Angela’s prayer for her abusers death reminds me of a story a friend told me. Joe said that his Irish mother occasionally “prayed” for people like Mary Kelly. “I don’t like that woman,” she’d say, “and I wish her an early and holy death.” She always qualified her statement with “and that’s not sinful.” Joe, her son, a good Catholic boy, tried to argue against this sentiment. However, his mother adamantly asserted that her prayer was completely moral. *

I wonder if the tradition of Blessed Angela’s pray for the death of family members, difficult people in her life, has carried down through the centuries, altered somewhat.

*Story compliments of “Spider” Joe Burke.

Saturday, March 8, 2008


A couple of months ago I decided to learn the geographic locations of each country in the world. In reality, I was endeavoring back into fifth grade geography. My desire to learn each country’s location came out of frustration. I felt irritated with myself because I did not know the exact location of countries in the news such as Serbia, Guatemala, and Myamar. After taking a few minutes each day studying my compact world atlas, I became somewhat proficient at locating each country on the world map. My testing tool continues to be a website devoted to geography:

After learning the location of each country on each continent, I wanted to retain my newfound knowledge. However, going over each continent regularly became boring. Then a thought came to mind. I can retain in my memory of each country’s location and do something positive at the same time. While I was trying to think of a non-tedious method of retain my knowledge, I remembered that the author Flannery O’Connell, when lupus had nearly drained all of her energy, read only the newspaper and the Bible. The implication of this routine is that she read about and prayed for the troubled peoples and places in the world. (News is usually troubling.)

Somehow, the memory of O’Connell’s routine translated into the idea of going over a continent or two daily praying specifically for the peoples and governments and particular circumstances in each country. This I try to do, praying for those countries in the news that are especially troubled. Praying for the countries of the world allows me to retain what I studied and to integrate what I learned to a spiritual exercise. Obviously, this is something that a grammar school child might figure out on her or his own. That it took me over sixty years to learn this might say something about my late blooming intellectual and spiritual desires. It also might say something about becoming a child of God. Now, when I locate Kenya, East Timor, Kosovo, and Sierra Lione I trust the spirit to inspires in me simple and effective prayer.

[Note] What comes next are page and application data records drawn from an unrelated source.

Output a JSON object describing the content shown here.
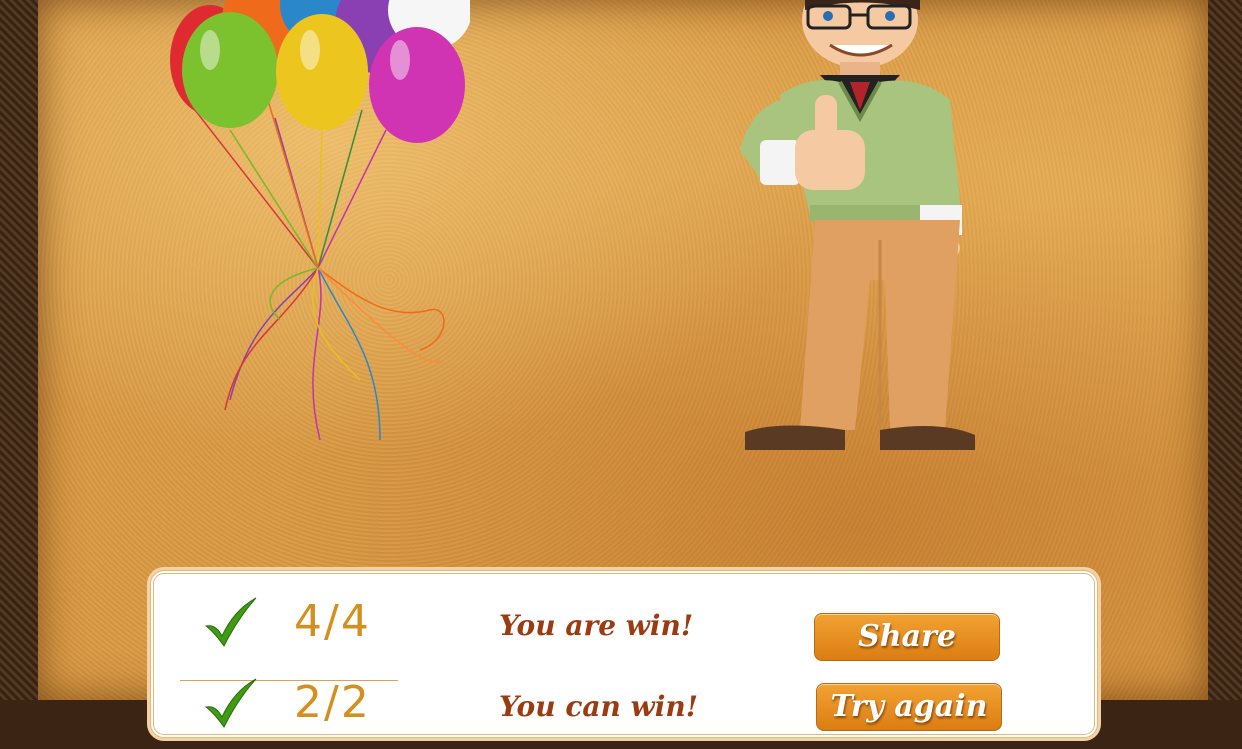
{
  "results": [
    {
      "score": "4/4",
      "message": "You are win!",
      "button": "Share",
      "icon": "checkmark-icon"
    },
    {
      "score": "2/2",
      "message": "You can win!",
      "button": "Try again",
      "icon": "checkmark-icon"
    }
  ],
  "colors": {
    "parchment": "#d99a45",
    "frame": "#4a2e17",
    "button": "#e88c1c",
    "score_text": "#d4901e",
    "message_text": "#9a3b12",
    "check_green": "#3e9b12"
  },
  "illustrations": [
    "balloons-illustration",
    "character-thumbs-up-illustration"
  ]
}
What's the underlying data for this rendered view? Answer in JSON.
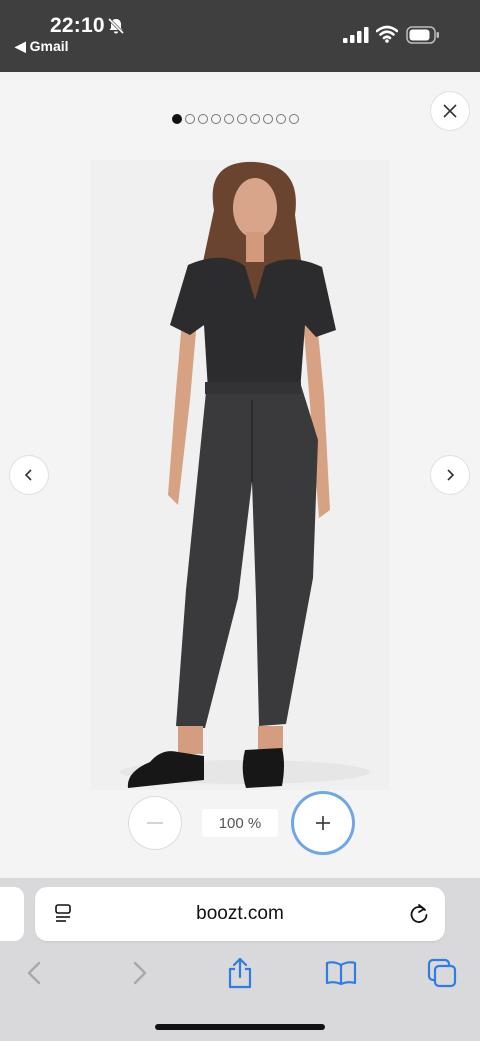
{
  "status_bar": {
    "time": "22:10",
    "back_app": "◀ Gmail"
  },
  "viewer": {
    "image_count": 10,
    "active_index": 0,
    "zoom_level": "100 %"
  },
  "browser": {
    "url": "boozt.com"
  },
  "colors": {
    "status_bg": "#3f3f3f",
    "viewer_bg": "#f4f4f4",
    "accent": "#2f7de1",
    "focus_ring": "#6fa7e6"
  },
  "icons": [
    "bell-slash-icon",
    "signal-icon",
    "wifi-icon",
    "battery-icon",
    "close-icon",
    "chevron-left-icon",
    "chevron-right-icon",
    "minus-icon",
    "plus-icon",
    "page-menu-icon",
    "reload-icon",
    "back-arrow-icon",
    "forward-arrow-icon",
    "share-icon",
    "bookmarks-icon",
    "tabs-icon"
  ]
}
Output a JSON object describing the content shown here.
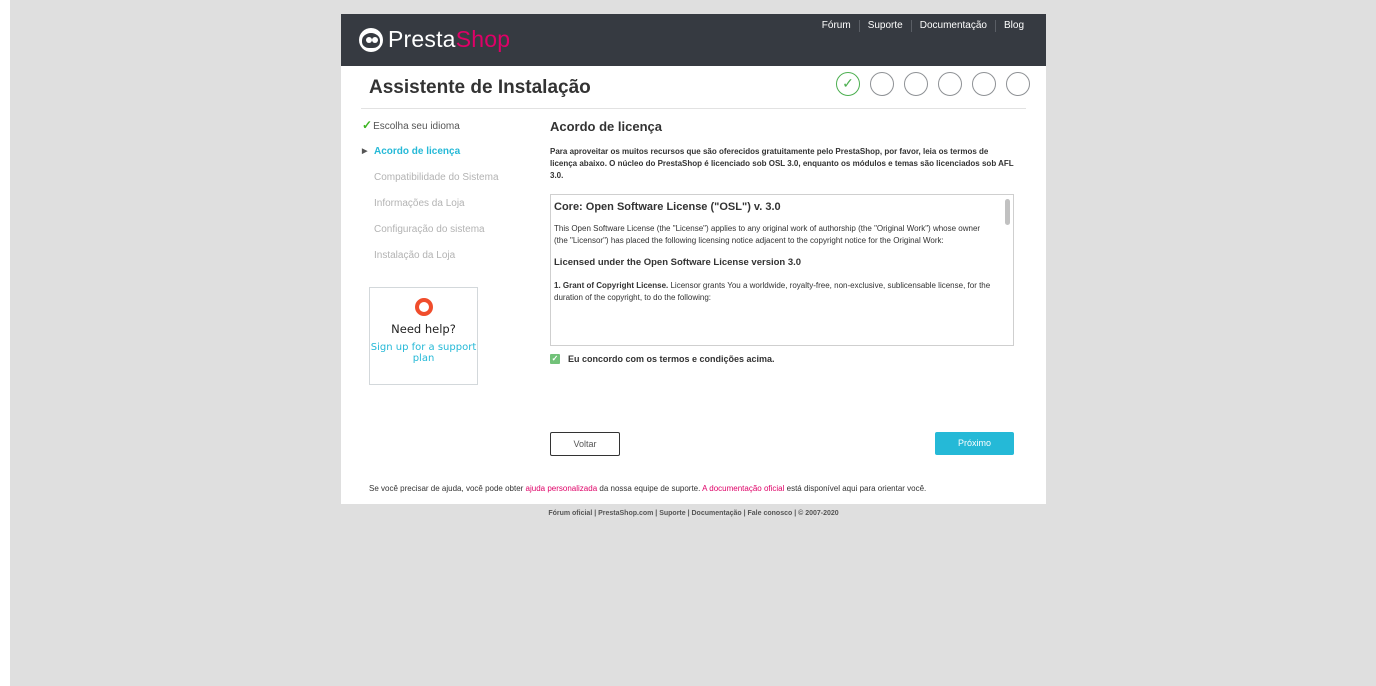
{
  "brand": {
    "name_part1": "Presta",
    "name_part2": "Shop"
  },
  "topnav": [
    "Fórum",
    "Suporte",
    "Documentação",
    "Blog"
  ],
  "page_title": "Assistente de Instalação",
  "steps": {
    "total": 6,
    "completed": 1
  },
  "sidebar": {
    "items": [
      {
        "label": "Escolha seu idioma",
        "state": "done"
      },
      {
        "label": "Acordo de licença",
        "state": "active"
      },
      {
        "label": "Compatibilidade do Sistema",
        "state": "pending"
      },
      {
        "label": "Informações da Loja",
        "state": "pending"
      },
      {
        "label": "Configuração do sistema",
        "state": "pending"
      },
      {
        "label": "Instalação da Loja",
        "state": "pending"
      }
    ]
  },
  "help_box": {
    "title": "Need help?",
    "link": "Sign up for a support plan"
  },
  "content": {
    "heading": "Acordo de licença",
    "intro": "Para aproveitar os muitos recursos que são oferecidos gratuitamente pelo PrestaShop, por favor, leia os termos de licença abaixo. O núcleo do PrestaShop é licenciado sob OSL 3.0, enquanto os módulos e temas são licenciados sob AFL 3.0.",
    "license": {
      "title": "Core: Open Software License (\"OSL\") v. 3.0",
      "para1": "This Open Software License (the \"License\") applies to any original work of authorship (the \"Original Work\") whose owner (the \"Licensor\") has placed the following licensing notice adjacent to the copyright notice for the Original Work:",
      "subtitle": "Licensed under the Open Software License version 3.0",
      "grant_bold": "1. Grant of Copyright License.",
      "grant_text": " Licensor grants You a worldwide, royalty-free, non-exclusive, sublicensable license, for the duration of the copyright, to do the following:"
    },
    "agree_label": "Eu concordo com os termos e condições acima."
  },
  "buttons": {
    "back": "Voltar",
    "next": "Próximo"
  },
  "footer_help": {
    "part1": "Se você precisar de ajuda, você pode obter ",
    "link1": "ajuda personalizada",
    "part2": " da nossa equipe de suporte. ",
    "link2": "A documentação oficial",
    "part3": " está disponível aqui para orientar você."
  },
  "footer_links": "Fórum oficial | PrestaShop.com | Suporte | Documentação | Fale conosco | © 2007-2020",
  "colors": {
    "accent": "#25b9d7",
    "brand_pink": "#df0067",
    "header_bg": "#363a41",
    "success": "#4caf50"
  }
}
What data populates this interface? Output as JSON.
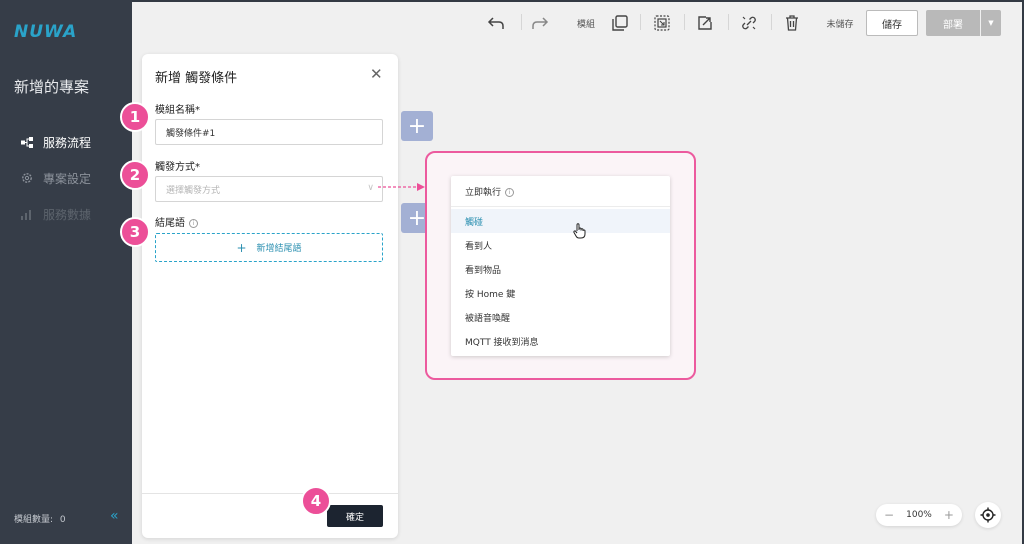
{
  "app": {
    "logo": "NUWA",
    "project_name": "新增的專案"
  },
  "sidebar": {
    "items": [
      {
        "label": "服務流程",
        "icon": "flow-icon",
        "active": true
      },
      {
        "label": "專案設定",
        "icon": "gear-icon",
        "active": false
      },
      {
        "label": "服務數據",
        "icon": "chart-icon",
        "active": false
      }
    ],
    "module_count_label": "模組數量:",
    "module_count": "0"
  },
  "toolbar": {
    "module_label": "模組",
    "unsaved_label": "未儲存",
    "save_label": "儲存",
    "deploy_label": "部署"
  },
  "panel": {
    "title": "新增 觸發條件",
    "module_name_label": "模組名稱*",
    "module_name_value": "觸發條件#1",
    "trigger_label": "觸發方式*",
    "trigger_placeholder": "選擇觸發方式",
    "ending_label": "結尾語",
    "add_ending_label": "新增結尾語",
    "confirm_label": "確定"
  },
  "callouts": [
    "1",
    "2",
    "3",
    "4"
  ],
  "dropdown": {
    "header": "立即執行",
    "items": [
      "觸碰",
      "看到人",
      "看到物品",
      "按 Home 鍵",
      "被語音喚醒",
      "MQTT 接收到消息"
    ],
    "hovered_index": 0
  },
  "zoom": {
    "level": "100%"
  },
  "colors": {
    "accent": "#2aa3c9",
    "callout": "#ec4f98",
    "sidebar": "#363d48",
    "confirm": "#1c2430"
  }
}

Monday, March 3, 2008

Three Shots

"Three Shots" is a poem that I had wanted to write for quite some time. I wrote it late last year based on an incident in which I was intimately involved. I did not witness parts of the incident and wrote based on others' accounts. However, a friend who witnessed what I did not see confirmed the accuracy of what I wrote. I have placed an image that he gave me in the poem's last line. I wrote "Three Shots" without moral evaluation; it is merely a graphic image of war.

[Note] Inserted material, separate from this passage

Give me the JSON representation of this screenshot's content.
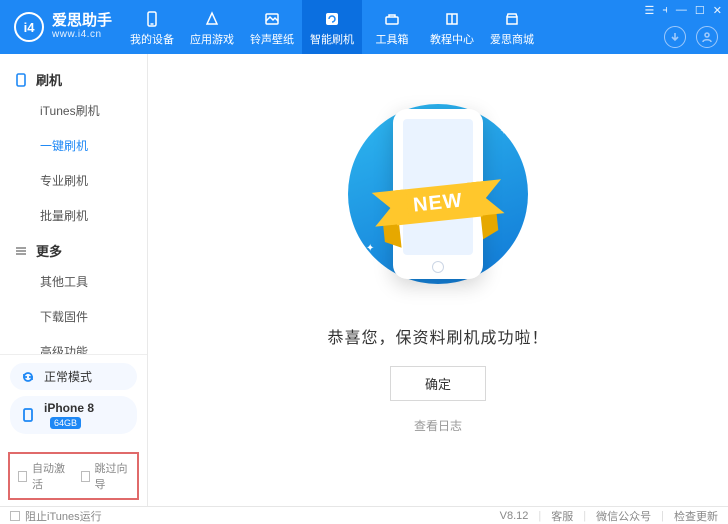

Three Shots—A Narrative

We hear, “Get Down! Choppers say there’s
VC coming our way!” Behind a

rice paddy dike, a hundred meters from a river,
I lay,
peering over the dike’s top,

The V.C.—
two young men in shorts,
stripped to the waist, with
no visible weapons, run out
of the bush into the open.
They’re 85 meters away. As they cross

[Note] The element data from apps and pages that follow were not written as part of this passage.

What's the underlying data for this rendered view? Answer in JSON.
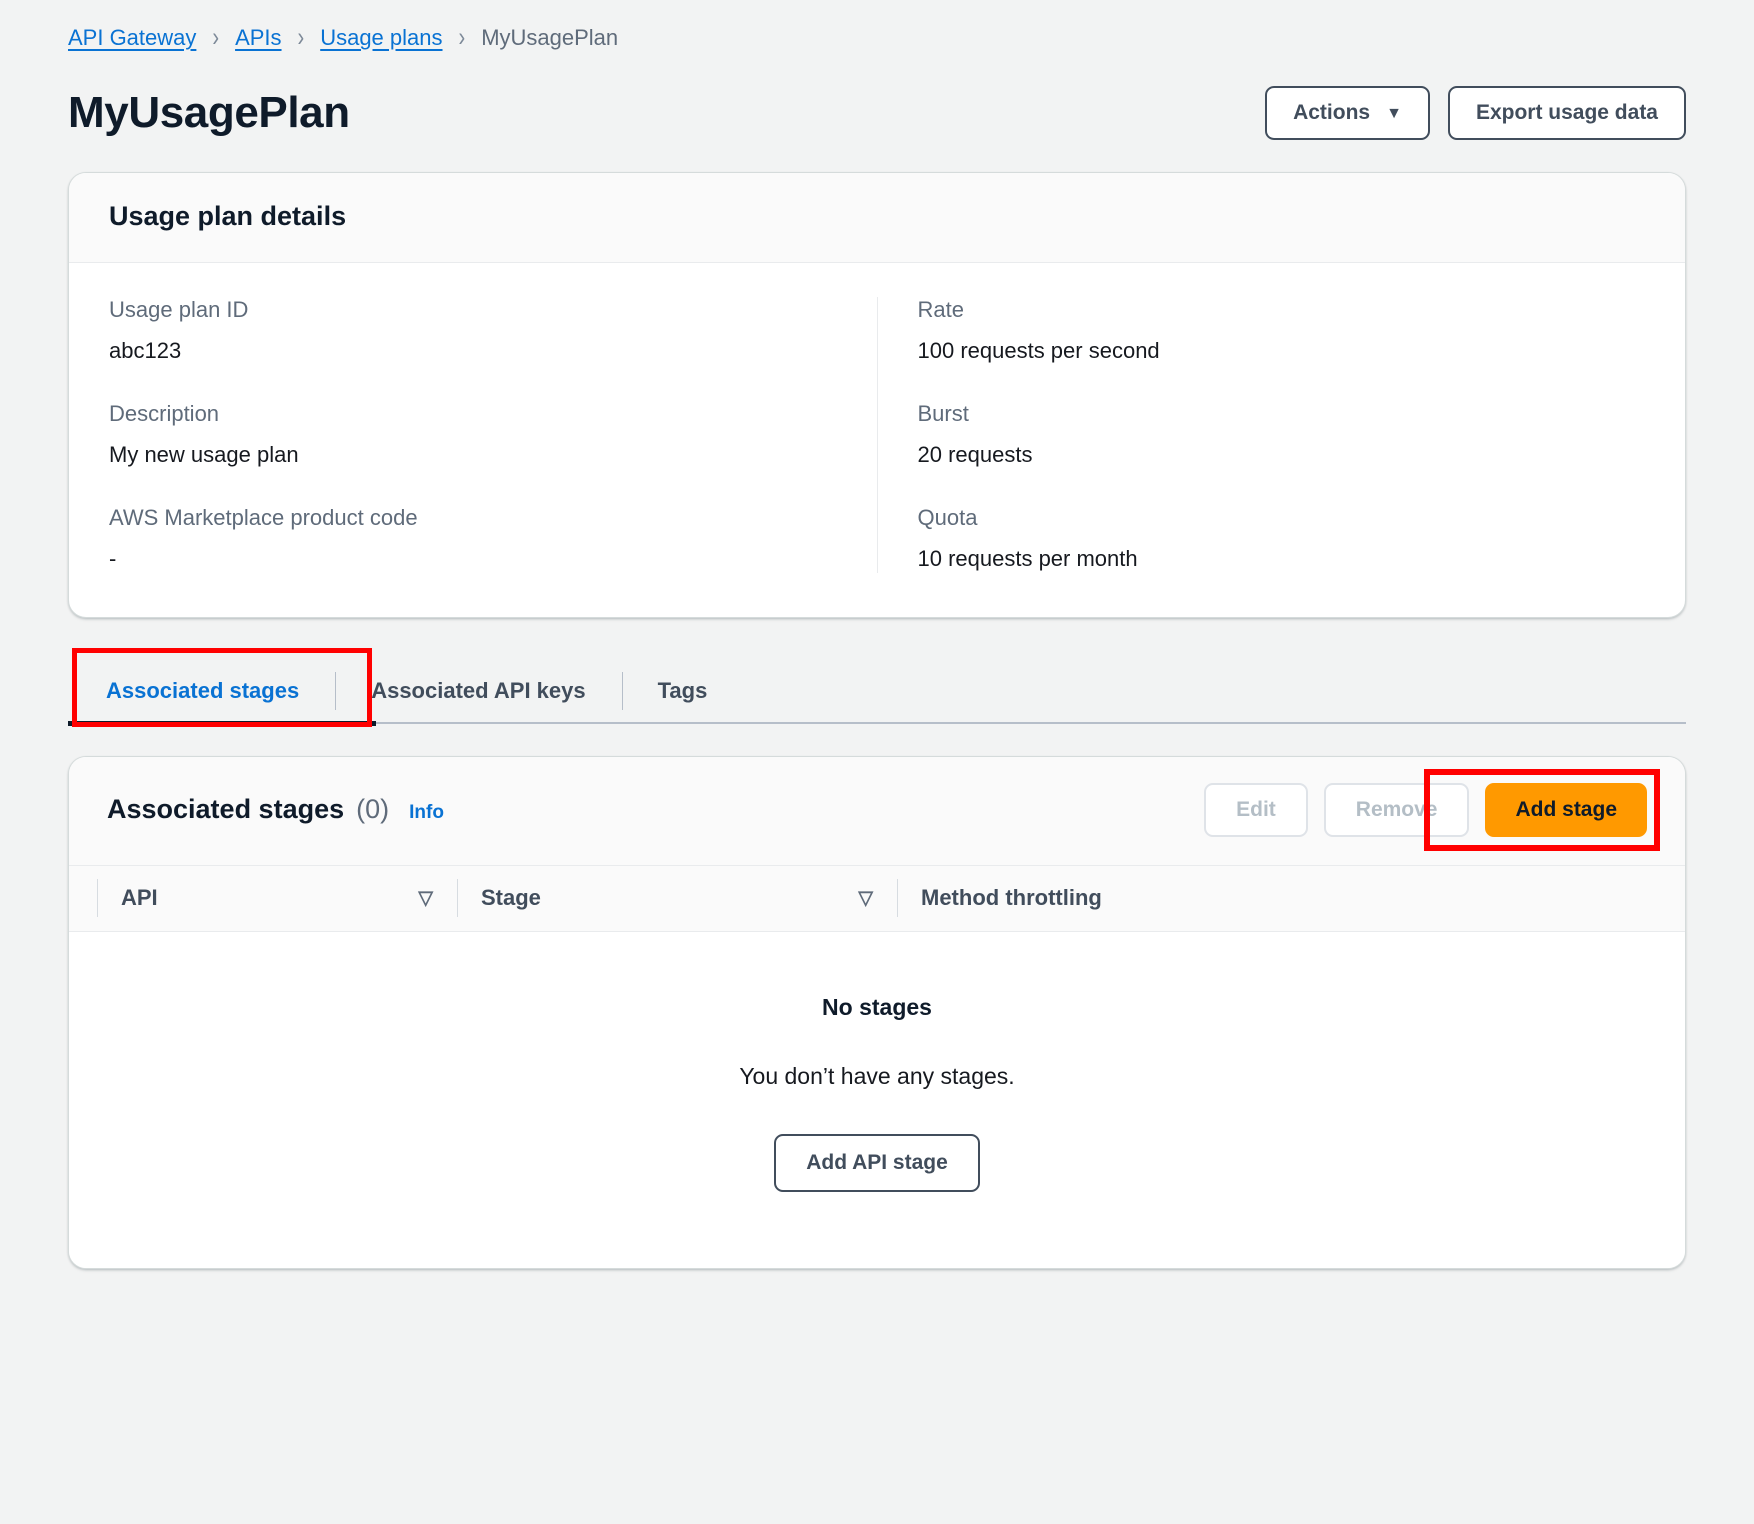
{
  "breadcrumb": {
    "items": [
      {
        "label": "API Gateway",
        "current": false
      },
      {
        "label": "APIs",
        "current": false
      },
      {
        "label": "Usage plans",
        "current": false
      },
      {
        "label": "MyUsagePlan",
        "current": true
      }
    ],
    "separator": "›"
  },
  "header": {
    "title": "MyUsagePlan",
    "actions_label": "Actions",
    "actions_caret": "▼",
    "export_label": "Export usage data"
  },
  "details": {
    "heading": "Usage plan details",
    "left_fields": [
      {
        "label": "Usage plan ID",
        "value": "abc123"
      },
      {
        "label": "Description",
        "value": "My new usage plan"
      },
      {
        "label": "AWS Marketplace product code",
        "value": "-"
      }
    ],
    "right_fields": [
      {
        "label": "Rate",
        "value": "100 requests per second"
      },
      {
        "label": "Burst",
        "value": "20 requests"
      },
      {
        "label": "Quota",
        "value": "10 requests per month"
      }
    ]
  },
  "tabs": [
    {
      "label": "Associated stages",
      "active": true
    },
    {
      "label": "Associated API keys",
      "active": false
    },
    {
      "label": "Tags",
      "active": false
    }
  ],
  "stages_section": {
    "title": "Associated stages",
    "count": "(0)",
    "info_label": "Info",
    "edit_label": "Edit",
    "remove_label": "Remove",
    "add_stage_label": "Add stage",
    "columns": [
      {
        "label": "API",
        "sortable": true,
        "sort_icon": "▽"
      },
      {
        "label": "Stage",
        "sortable": true,
        "sort_icon": "▽"
      },
      {
        "label": "Method throttling",
        "sortable": false,
        "sort_icon": ""
      }
    ],
    "empty_title": "No stages",
    "empty_subtitle": "You don’t have any stages.",
    "empty_button_label": "Add API stage"
  },
  "colors": {
    "accent_link": "#0972d3",
    "primary_button": "#ff9900",
    "annotation": "#ff0000",
    "page_background": "#f2f3f3"
  }
}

our field of fire, we open up. In the
barrage, I fire hitting one.
He falls.
In exhilaration I shout,
“I got the motherfucker!”

As we move forward, the man
raises his hand and
Is he holding a grenade or is he surrendering?
A shot rings out. Pierced
through his eye into his brain,
the young man falls back, still
alive. When he

reaches the man’s position, our captain draws
his pistol and extends it at
arm's length. Standing

over the young man, he kills him with
a shot him through the head as
the young man,
without words,
with arms outstretched,
begs for mercy. In a few minutes, after

exploding grenades in the river attempting
to kill the man who escaped,
we gather into squads and platoons.
Walking on,
we continue our mission while a
young man’s brains leak out
onto the earth.